┌────────

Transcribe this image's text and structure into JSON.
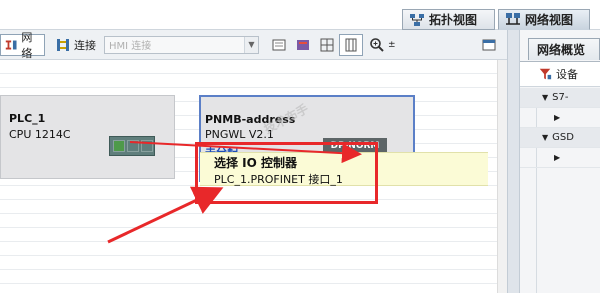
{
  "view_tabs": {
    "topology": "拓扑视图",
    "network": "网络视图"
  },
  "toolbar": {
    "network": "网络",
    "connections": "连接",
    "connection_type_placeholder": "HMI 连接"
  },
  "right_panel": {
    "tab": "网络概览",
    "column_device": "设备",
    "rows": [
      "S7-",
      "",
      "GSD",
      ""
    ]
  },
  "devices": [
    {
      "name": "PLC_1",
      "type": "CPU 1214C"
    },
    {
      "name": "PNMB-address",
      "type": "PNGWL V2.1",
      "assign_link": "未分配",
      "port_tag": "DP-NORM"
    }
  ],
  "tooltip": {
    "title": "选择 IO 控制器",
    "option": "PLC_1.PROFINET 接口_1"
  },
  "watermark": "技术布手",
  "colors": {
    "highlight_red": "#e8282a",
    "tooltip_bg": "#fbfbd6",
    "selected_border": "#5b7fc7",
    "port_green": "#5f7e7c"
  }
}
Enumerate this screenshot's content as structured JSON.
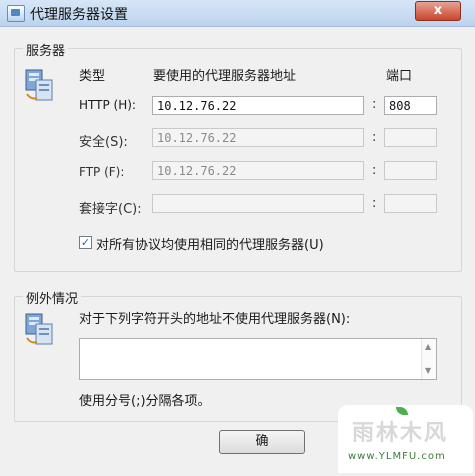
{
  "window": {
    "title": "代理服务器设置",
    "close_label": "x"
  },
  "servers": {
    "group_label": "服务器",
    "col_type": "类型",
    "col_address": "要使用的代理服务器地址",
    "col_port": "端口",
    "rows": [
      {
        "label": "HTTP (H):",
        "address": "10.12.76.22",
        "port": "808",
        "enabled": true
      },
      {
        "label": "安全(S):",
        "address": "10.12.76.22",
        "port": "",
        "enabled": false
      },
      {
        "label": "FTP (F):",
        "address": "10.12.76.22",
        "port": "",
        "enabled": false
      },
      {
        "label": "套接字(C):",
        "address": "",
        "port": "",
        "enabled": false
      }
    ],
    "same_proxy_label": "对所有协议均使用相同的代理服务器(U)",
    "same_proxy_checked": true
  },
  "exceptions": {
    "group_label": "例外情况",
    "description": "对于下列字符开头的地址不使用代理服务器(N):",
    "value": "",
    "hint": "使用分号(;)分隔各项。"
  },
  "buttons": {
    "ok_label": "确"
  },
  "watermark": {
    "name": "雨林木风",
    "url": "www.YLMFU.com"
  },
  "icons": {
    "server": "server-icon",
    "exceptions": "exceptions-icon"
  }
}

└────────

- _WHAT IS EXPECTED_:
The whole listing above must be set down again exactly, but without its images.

- _OUTPUT FOR THIS EXERCISE_:
Transcribe this image's text and structure into JSON.
{
  "view_tabs": {
    "topology": "拓扑视图",
    "network": "网络视图"
  },
  "toolbar": {
    "network": "网络",
    "connections": "连接",
    "connection_type_placeholder": "HMI 连接"
  },
  "right_panel": {
    "tab": "网络概览",
    "column_device": "设备",
    "rows": [
      "S7-",
      "",
      "GSD",
      ""
    ]
  },
  "devices": [
    {
      "name": "PLC_1",
      "type": "CPU 1214C"
    },
    {
      "name": "PNMB-address",
      "type": "PNGWL V2.1",
      "assign_link": "未分配",
      "port_tag": "DP-NORM"
    }
  ],
  "tooltip": {
    "title": "选择 IO 控制器",
    "option": "PLC_1.PROFINET 接口_1"
  },
  "watermark": "技术布手",
  "colors": {
    "highlight_red": "#e8282a",
    "tooltip_bg": "#fbfbd6",
    "selected_border": "#5b7fc7",
    "port_green": "#5f7e7c"
  }
}
Enumerate this screenshot's content as structured JSON.
{
  "window": {
    "title": "代理服务器设置",
    "close_label": "x"
  },
  "servers": {
    "group_label": "服务器",
    "col_type": "类型",
    "col_address": "要使用的代理服务器地址",
    "col_port": "端口",
    "rows": [
      {
        "label": "HTTP (H):",
        "address": "10.12.76.22",
        "port": "808",
        "enabled": true
      },
      {
        "label": "安全(S):",
        "address": "10.12.76.22",
        "port": "",
        "enabled": false
      },
      {
        "label": "FTP (F):",
        "address": "10.12.76.22",
        "port": "",
        "enabled": false
      },
      {
        "label": "套接字(C):",
        "address": "",
        "port": "",
        "enabled": false
      }
    ],
    "same_proxy_label": "对所有协议均使用相同的代理服务器(U)",
    "same_proxy_checked": true
  },
  "exceptions": {
    "group_label": "例外情况",
    "description": "对于下列字符开头的地址不使用代理服务器(N):",
    "value": "",
    "hint": "使用分号(;)分隔各项。"
  },
  "buttons": {
    "ok_label": "确"
  },
  "watermark": {
    "name": "雨林木风",
    "url": "www.YLMFU.com"
  },
  "icons": {
    "server": "server-icon",
    "exceptions": "exceptions-icon"
  }
}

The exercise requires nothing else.